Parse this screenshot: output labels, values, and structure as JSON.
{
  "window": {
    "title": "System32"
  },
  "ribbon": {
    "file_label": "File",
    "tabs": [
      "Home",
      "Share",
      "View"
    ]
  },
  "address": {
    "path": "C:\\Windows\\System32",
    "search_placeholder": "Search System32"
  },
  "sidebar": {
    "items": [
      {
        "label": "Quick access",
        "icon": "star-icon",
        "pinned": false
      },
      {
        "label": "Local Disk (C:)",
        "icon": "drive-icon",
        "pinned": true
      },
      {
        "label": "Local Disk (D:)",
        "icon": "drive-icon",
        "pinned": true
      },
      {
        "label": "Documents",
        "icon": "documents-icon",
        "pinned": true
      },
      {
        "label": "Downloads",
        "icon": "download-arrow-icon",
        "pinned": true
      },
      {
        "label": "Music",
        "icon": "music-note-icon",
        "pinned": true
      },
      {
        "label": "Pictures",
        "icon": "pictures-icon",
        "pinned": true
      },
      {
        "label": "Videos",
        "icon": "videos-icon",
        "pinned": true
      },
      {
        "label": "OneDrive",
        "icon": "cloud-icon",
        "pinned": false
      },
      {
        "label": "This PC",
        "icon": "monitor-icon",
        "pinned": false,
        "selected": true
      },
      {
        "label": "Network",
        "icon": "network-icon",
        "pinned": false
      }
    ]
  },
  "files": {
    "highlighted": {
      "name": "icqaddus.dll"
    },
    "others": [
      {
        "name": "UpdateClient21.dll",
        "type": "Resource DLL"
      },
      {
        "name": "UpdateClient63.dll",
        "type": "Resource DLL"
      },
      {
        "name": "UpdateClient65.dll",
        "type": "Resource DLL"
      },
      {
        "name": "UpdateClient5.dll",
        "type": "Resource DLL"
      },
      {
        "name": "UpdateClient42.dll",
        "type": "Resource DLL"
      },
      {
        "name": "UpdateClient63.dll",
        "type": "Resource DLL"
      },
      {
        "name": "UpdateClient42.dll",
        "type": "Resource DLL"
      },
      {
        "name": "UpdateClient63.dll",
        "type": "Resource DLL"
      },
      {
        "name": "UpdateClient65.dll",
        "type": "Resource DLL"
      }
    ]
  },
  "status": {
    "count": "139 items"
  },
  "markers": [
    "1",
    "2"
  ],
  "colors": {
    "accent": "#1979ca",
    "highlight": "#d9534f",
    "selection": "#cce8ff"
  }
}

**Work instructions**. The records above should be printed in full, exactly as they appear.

**Solution for this task**.
Parse this screenshot: output labels, values, and structure as JSON.
{
  "window": {
    "title": "System32"
  },
  "ribbon": {
    "file_label": "File",
    "tabs": [
      "Home",
      "Share",
      "View"
    ]
  },
  "address": {
    "path": "C:\\Windows\\System32",
    "search_placeholder": "Search System32"
  },
  "sidebar": {
    "items": [
      {
        "label": "Quick access",
        "icon": "star-icon",
        "pinned": false
      },
      {
        "label": "Local Disk (C:)",
        "icon": "drive-icon",
        "pinned": true
      },
      {
        "label": "Local Disk (D:)",
        "icon": "drive-icon",
        "pinned": true
      },
      {
        "label": "Documents",
        "icon": "documents-icon",
        "pinned": true
      },
      {
        "label": "Downloads",
        "icon": "download-arrow-icon",
        "pinned": true
      },
      {
        "label": "Music",
        "icon": "music-note-icon",
        "pinned": true
      },
      {
        "label": "Pictures",
        "icon": "pictures-icon",
        "pinned": true
      },
      {
        "label": "Videos",
        "icon": "videos-icon",
        "pinned": true
      },
      {
        "label": "OneDrive",
        "icon": "cloud-icon",
        "pinned": false
      },
      {
        "label": "This PC",
        "icon": "monitor-icon",
        "pinned": false,
        "selected": true
      },
      {
        "label": "Network",
        "icon": "network-icon",
        "pinned": false
      }
    ]
  },
  "files": {
    "highlighted": {
      "name": "icqaddus.dll"
    },
    "others": [
      {
        "name": "UpdateClient21.dll",
        "type": "Resource DLL"
      },
      {
        "name": "UpdateClient63.dll",
        "type": "Resource DLL"
      },
      {
        "name": "UpdateClient65.dll",
        "type": "Resource DLL"
      },
      {
        "name": "UpdateClient5.dll",
        "type": "Resource DLL"
      },
      {
        "name": "UpdateClient42.dll",
        "type": "Resource DLL"
      },
      {
        "name": "UpdateClient63.dll",
        "type": "Resource DLL"
      },
      {
        "name": "UpdateClient42.dll",
        "type": "Resource DLL"
      },
      {
        "name": "UpdateClient63.dll",
        "type": "Resource DLL"
      },
      {
        "name": "UpdateClient65.dll",
        "type": "Resource DLL"
      }
    ]
  },
  "status": {
    "count": "139 items"
  },
  "markers": [
    "1",
    "2"
  ],
  "colors": {
    "accent": "#1979ca",
    "highlight": "#d9534f",
    "selection": "#cce8ff"
  }
}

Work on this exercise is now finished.